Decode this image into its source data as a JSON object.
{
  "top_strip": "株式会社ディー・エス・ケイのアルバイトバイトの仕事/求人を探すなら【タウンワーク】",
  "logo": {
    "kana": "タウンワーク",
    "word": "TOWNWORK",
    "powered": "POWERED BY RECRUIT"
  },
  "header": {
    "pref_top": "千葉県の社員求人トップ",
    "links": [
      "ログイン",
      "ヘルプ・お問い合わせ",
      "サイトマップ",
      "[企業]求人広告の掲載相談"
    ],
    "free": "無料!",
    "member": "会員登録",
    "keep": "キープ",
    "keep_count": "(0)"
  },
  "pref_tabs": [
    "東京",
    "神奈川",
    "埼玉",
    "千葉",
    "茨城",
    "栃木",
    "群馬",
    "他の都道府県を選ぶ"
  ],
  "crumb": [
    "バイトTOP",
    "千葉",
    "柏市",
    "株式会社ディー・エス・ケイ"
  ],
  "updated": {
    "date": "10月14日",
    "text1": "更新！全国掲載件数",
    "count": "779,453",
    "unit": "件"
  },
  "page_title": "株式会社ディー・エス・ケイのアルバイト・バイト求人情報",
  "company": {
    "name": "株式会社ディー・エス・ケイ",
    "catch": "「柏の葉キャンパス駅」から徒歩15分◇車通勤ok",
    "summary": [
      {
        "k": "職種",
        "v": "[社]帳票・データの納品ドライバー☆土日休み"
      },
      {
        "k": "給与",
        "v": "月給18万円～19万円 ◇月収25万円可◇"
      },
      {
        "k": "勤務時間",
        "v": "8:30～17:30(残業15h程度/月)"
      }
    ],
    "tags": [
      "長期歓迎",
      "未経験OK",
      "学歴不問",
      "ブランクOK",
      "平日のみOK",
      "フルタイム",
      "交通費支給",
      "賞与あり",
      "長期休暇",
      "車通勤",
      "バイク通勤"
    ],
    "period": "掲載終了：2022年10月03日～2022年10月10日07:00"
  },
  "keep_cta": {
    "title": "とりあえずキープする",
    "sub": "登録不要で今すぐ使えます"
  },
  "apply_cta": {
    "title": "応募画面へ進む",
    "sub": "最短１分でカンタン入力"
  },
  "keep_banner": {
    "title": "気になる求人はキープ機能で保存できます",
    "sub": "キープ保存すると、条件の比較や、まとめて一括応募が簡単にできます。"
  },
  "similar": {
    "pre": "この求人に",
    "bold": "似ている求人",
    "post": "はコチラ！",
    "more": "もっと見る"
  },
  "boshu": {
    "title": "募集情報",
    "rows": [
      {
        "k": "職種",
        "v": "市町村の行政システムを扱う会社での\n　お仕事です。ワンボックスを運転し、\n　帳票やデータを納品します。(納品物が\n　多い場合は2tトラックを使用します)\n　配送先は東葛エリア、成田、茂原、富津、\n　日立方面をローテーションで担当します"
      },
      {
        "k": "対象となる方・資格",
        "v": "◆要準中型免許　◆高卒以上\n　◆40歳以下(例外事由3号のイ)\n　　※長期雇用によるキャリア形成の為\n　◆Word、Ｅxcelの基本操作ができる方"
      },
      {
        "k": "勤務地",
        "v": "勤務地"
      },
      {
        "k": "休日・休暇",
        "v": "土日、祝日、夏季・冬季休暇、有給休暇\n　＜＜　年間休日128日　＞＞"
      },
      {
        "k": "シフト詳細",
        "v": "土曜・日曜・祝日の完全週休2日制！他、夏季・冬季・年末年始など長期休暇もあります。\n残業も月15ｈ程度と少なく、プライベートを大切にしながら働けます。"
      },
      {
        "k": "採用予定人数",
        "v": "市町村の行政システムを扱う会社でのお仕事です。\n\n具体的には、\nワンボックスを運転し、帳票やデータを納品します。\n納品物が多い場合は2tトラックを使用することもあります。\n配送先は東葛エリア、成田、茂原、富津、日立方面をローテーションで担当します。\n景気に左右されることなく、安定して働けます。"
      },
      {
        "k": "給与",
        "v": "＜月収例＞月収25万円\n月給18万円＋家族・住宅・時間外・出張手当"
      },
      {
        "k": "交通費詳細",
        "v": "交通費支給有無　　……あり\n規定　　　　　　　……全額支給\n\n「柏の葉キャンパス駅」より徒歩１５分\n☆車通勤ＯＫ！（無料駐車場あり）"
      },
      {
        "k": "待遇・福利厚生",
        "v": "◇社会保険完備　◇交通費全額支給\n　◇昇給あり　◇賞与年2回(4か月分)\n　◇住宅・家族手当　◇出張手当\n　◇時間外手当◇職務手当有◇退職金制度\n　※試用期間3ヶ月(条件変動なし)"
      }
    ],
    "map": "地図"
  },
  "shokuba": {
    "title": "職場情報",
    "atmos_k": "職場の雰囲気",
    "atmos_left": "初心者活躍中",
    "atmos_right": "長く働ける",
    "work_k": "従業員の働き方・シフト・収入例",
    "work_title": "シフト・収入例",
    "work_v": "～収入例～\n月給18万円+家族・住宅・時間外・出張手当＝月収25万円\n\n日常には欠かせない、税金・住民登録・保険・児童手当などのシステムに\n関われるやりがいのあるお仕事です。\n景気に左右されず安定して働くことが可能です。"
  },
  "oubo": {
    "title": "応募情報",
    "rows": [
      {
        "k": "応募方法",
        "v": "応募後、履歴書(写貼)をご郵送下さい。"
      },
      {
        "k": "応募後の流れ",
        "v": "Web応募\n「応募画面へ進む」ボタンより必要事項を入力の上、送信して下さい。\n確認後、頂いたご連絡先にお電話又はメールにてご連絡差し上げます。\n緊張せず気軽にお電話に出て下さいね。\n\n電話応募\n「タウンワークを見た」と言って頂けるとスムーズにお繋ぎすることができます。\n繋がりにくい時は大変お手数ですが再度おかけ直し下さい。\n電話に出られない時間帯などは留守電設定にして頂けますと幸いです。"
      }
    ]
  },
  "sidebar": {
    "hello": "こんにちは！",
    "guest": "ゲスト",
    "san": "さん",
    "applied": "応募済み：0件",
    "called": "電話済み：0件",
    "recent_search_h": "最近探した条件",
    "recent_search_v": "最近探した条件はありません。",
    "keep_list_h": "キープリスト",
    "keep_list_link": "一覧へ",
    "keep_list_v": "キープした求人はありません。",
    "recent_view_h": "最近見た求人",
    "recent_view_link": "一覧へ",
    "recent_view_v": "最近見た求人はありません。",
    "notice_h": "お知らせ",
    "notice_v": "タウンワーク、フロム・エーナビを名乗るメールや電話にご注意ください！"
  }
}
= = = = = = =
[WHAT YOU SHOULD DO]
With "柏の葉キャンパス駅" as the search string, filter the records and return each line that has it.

[YOUR SOLUTION]
    "catch": "「柏の葉キャンパス駅」から徒歩15分◇車通勤ok",
        "v": "交通費支給有無　　……あり\n規定　　　　　　　……全額支給\n\n「柏の葉キャンパス駅」より徒歩１５分\n☆車通勤ＯＫ！（無料駐車場あり）"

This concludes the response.